*** Supplied material ***
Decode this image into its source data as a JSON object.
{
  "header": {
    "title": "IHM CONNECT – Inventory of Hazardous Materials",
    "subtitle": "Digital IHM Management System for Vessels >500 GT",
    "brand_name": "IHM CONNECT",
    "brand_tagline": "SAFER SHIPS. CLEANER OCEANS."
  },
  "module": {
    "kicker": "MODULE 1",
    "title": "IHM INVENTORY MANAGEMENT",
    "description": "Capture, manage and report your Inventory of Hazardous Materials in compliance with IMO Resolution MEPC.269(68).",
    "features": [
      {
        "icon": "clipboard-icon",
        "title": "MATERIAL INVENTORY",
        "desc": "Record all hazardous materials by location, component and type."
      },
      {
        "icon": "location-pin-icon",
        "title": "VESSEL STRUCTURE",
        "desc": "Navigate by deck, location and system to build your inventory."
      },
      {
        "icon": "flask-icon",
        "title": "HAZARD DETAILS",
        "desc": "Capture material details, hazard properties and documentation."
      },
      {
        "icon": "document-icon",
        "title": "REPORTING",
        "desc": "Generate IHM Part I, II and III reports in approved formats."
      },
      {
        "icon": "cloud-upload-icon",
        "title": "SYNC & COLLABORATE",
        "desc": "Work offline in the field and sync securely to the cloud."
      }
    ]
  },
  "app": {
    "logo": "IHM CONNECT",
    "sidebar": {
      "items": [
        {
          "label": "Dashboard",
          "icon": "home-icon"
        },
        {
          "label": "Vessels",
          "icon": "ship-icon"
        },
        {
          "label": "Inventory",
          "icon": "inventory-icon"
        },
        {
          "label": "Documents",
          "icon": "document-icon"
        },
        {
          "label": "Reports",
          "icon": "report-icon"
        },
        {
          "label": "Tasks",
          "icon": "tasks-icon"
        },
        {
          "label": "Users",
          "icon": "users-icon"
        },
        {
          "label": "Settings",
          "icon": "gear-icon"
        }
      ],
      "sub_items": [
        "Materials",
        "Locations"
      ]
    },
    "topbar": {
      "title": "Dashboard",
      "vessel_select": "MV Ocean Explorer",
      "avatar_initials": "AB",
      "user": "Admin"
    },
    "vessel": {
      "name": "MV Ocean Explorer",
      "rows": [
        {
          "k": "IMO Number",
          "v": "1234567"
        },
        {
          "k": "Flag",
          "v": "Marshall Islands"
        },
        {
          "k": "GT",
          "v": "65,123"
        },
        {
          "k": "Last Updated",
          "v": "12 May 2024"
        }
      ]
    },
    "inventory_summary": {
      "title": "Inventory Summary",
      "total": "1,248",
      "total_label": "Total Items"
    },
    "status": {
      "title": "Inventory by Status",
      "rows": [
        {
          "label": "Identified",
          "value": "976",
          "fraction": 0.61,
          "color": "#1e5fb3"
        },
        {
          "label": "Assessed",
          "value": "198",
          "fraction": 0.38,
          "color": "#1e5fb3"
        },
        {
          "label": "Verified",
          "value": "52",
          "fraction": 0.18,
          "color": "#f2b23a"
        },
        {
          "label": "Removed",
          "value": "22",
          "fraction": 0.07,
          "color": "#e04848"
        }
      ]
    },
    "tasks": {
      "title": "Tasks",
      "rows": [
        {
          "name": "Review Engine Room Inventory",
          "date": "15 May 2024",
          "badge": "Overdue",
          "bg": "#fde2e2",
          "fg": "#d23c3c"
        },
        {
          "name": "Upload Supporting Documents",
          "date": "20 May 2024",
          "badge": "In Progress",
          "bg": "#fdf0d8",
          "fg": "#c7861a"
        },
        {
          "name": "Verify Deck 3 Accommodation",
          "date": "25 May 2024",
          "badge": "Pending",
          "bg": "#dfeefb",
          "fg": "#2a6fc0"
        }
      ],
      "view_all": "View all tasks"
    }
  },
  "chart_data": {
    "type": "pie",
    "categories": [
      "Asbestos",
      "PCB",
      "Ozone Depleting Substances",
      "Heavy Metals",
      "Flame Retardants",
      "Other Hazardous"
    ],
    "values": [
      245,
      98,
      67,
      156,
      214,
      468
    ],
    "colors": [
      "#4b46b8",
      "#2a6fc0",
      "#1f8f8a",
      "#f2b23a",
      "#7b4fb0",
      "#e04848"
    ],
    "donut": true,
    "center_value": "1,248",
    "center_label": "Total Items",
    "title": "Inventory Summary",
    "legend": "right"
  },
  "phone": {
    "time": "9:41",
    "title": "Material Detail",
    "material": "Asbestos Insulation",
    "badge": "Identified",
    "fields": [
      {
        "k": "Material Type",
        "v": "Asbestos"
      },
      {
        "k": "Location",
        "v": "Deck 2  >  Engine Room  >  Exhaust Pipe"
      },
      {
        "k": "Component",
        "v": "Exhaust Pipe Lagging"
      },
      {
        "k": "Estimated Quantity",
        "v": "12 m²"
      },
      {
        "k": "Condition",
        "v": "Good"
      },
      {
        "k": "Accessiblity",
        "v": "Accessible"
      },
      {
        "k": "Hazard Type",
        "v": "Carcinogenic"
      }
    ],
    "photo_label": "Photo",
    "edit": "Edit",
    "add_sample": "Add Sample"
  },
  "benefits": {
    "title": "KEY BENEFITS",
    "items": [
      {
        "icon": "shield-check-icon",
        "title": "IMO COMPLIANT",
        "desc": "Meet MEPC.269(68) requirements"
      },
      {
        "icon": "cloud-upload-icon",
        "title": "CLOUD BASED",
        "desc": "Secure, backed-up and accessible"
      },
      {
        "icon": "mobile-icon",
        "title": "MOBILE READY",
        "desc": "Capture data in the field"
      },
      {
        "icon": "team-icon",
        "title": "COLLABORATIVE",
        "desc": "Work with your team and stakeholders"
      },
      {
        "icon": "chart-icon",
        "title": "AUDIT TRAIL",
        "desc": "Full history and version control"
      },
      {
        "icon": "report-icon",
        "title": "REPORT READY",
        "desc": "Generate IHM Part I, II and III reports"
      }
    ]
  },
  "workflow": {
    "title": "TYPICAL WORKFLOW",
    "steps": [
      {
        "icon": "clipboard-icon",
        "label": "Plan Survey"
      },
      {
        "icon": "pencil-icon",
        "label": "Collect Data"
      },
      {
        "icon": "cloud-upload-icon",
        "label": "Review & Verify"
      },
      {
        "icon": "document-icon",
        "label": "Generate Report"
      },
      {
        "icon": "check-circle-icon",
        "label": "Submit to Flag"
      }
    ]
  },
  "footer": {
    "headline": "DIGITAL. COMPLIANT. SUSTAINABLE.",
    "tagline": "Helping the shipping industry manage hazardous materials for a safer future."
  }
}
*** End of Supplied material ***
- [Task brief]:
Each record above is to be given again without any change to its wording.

- [Written response]:
Decode this image into its source data as a JSON object.
{
  "header": {
    "title": "IHM CONNECT – Inventory of Hazardous Materials",
    "subtitle": "Digital IHM Management System for Vessels >500 GT",
    "brand_name": "IHM CONNECT",
    "brand_tagline": "SAFER SHIPS. CLEANER OCEANS."
  },
  "module": {
    "kicker": "MODULE 1",
    "title": "IHM INVENTORY MANAGEMENT",
    "description": "Capture, manage and report your Inventory of Hazardous Materials in compliance with IMO Resolution MEPC.269(68).",
    "features": [
      {
        "icon": "clipboard-icon",
        "title": "MATERIAL INVENTORY",
        "desc": "Record all hazardous materials by location, component and type."
      },
      {
        "icon": "location-pin-icon",
        "title": "VESSEL STRUCTURE",
        "desc": "Navigate by deck, location and system to build your inventory."
      },
      {
        "icon": "flask-icon",
        "title": "HAZARD DETAILS",
        "desc": "Capture material details, hazard properties and documentation."
      },
      {
        "icon": "document-icon",
        "title": "REPORTING",
        "desc": "Generate IHM Part I, II and III reports in approved formats."
      },
      {
        "icon": "cloud-upload-icon",
        "title": "SYNC & COLLABORATE",
        "desc": "Work offline in the field and sync securely to the cloud."
      }
    ]
  },
  "app": {
    "logo": "IHM CONNECT",
    "sidebar": {
      "items": [
        {
          "label": "Dashboard",
          "icon": "home-icon"
        },
        {
          "label": "Vessels",
          "icon": "ship-icon"
        },
        {
          "label": "Inventory",
          "icon": "inventory-icon"
        },
        {
          "label": "Documents",
          "icon": "document-icon"
        },
        {
          "label": "Reports",
          "icon": "report-icon"
        },
        {
          "label": "Tasks",
          "icon": "tasks-icon"
        },
        {
          "label": "Users",
          "icon": "users-icon"
        },
        {
          "label": "Settings",
          "icon": "gear-icon"
        }
      ],
      "sub_items": [
        "Materials",
        "Locations"
      ]
    },
    "topbar": {
      "title": "Dashboard",
      "vessel_select": "MV Ocean Explorer",
      "avatar_initials": "AB",
      "user": "Admin"
    },
    "vessel": {
      "name": "MV Ocean Explorer",
      "rows": [
        {
          "k": "IMO Number",
          "v": "1234567"
        },
        {
          "k": "Flag",
          "v": "Marshall Islands"
        },
        {
          "k": "GT",
          "v": "65,123"
        },
        {
          "k": "Last Updated",
          "v": "12 May 2024"
        }
      ]
    },
    "inventory_summary": {
      "title": "Inventory Summary",
      "total": "1,248",
      "total_label": "Total Items"
    },
    "status": {
      "title": "Inventory by Status",
      "rows": [
        {
          "label": "Identified",
          "value": "976",
          "fraction": 0.61,
          "color": "#1e5fb3"
        },
        {
          "label": "Assessed",
          "value": "198",
          "fraction": 0.38,
          "color": "#1e5fb3"
        },
        {
          "label": "Verified",
          "value": "52",
          "fraction": 0.18,
          "color": "#f2b23a"
        },
        {
          "label": "Removed",
          "value": "22",
          "fraction": 0.07,
          "color": "#e04848"
        }
      ]
    },
    "tasks": {
      "title": "Tasks",
      "rows": [
        {
          "name": "Review Engine Room Inventory",
          "date": "15 May 2024",
          "badge": "Overdue",
          "bg": "#fde2e2",
          "fg": "#d23c3c"
        },
        {
          "name": "Upload Supporting Documents",
          "date": "20 May 2024",
          "badge": "In Progress",
          "bg": "#fdf0d8",
          "fg": "#c7861a"
        },
        {
          "name": "Verify Deck 3 Accommodation",
          "date": "25 May 2024",
          "badge": "Pending",
          "bg": "#dfeefb",
          "fg": "#2a6fc0"
        }
      ],
      "view_all": "View all tasks"
    }
  },
  "chart_data": {
    "type": "pie",
    "categories": [
      "Asbestos",
      "PCB",
      "Ozone Depleting Substances",
      "Heavy Metals",
      "Flame Retardants",
      "Other Hazardous"
    ],
    "values": [
      245,
      98,
      67,
      156,
      214,
      468
    ],
    "colors": [
      "#4b46b8",
      "#2a6fc0",
      "#1f8f8a",
      "#f2b23a",
      "#7b4fb0",
      "#e04848"
    ],
    "donut": true,
    "center_value": "1,248",
    "center_label": "Total Items",
    "title": "Inventory Summary",
    "legend": "right"
  },
  "phone": {
    "time": "9:41",
    "title": "Material Detail",
    "material": "Asbestos Insulation",
    "badge": "Identified",
    "fields": [
      {
        "k": "Material Type",
        "v": "Asbestos"
      },
      {
        "k": "Location",
        "v": "Deck 2  >  Engine Room  >  Exhaust Pipe"
      },
      {
        "k": "Component",
        "v": "Exhaust Pipe Lagging"
      },
      {
        "k": "Estimated Quantity",
        "v": "12 m²"
      },
      {
        "k": "Condition",
        "v": "Good"
      },
      {
        "k": "Accessiblity",
        "v": "Accessible"
      },
      {
        "k": "Hazard Type",
        "v": "Carcinogenic"
      }
    ],
    "photo_label": "Photo",
    "edit": "Edit",
    "add_sample": "Add Sample"
  },
  "benefits": {
    "title": "KEY BENEFITS",
    "items": [
      {
        "icon": "shield-check-icon",
        "title": "IMO COMPLIANT",
        "desc": "Meet MEPC.269(68) requirements"
      },
      {
        "icon": "cloud-upload-icon",
        "title": "CLOUD BASED",
        "desc": "Secure, backed-up and accessible"
      },
      {
        "icon": "mobile-icon",
        "title": "MOBILE READY",
        "desc": "Capture data in the field"
      },
      {
        "icon": "team-icon",
        "title": "COLLABORATIVE",
        "desc": "Work with your team and stakeholders"
      },
      {
        "icon": "chart-icon",
        "title": "AUDIT TRAIL",
        "desc": "Full history and version control"
      },
      {
        "icon": "report-icon",
        "title": "REPORT READY",
        "desc": "Generate IHM Part I, II and III reports"
      }
    ]
  },
  "workflow": {
    "title": "TYPICAL WORKFLOW",
    "steps": [
      {
        "icon": "clipboard-icon",
        "label": "Plan Survey"
      },
      {
        "icon": "pencil-icon",
        "label": "Collect Data"
      },
      {
        "icon": "cloud-upload-icon",
        "label": "Review & Verify"
      },
      {
        "icon": "document-icon",
        "label": "Generate Report"
      },
      {
        "icon": "check-circle-icon",
        "label": "Submit to Flag"
      }
    ]
  },
  "footer": {
    "headline": "DIGITAL. COMPLIANT. SUSTAINABLE.",
    "tagline": "Helping the shipping industry manage hazardous materials for a safer future."
  }
}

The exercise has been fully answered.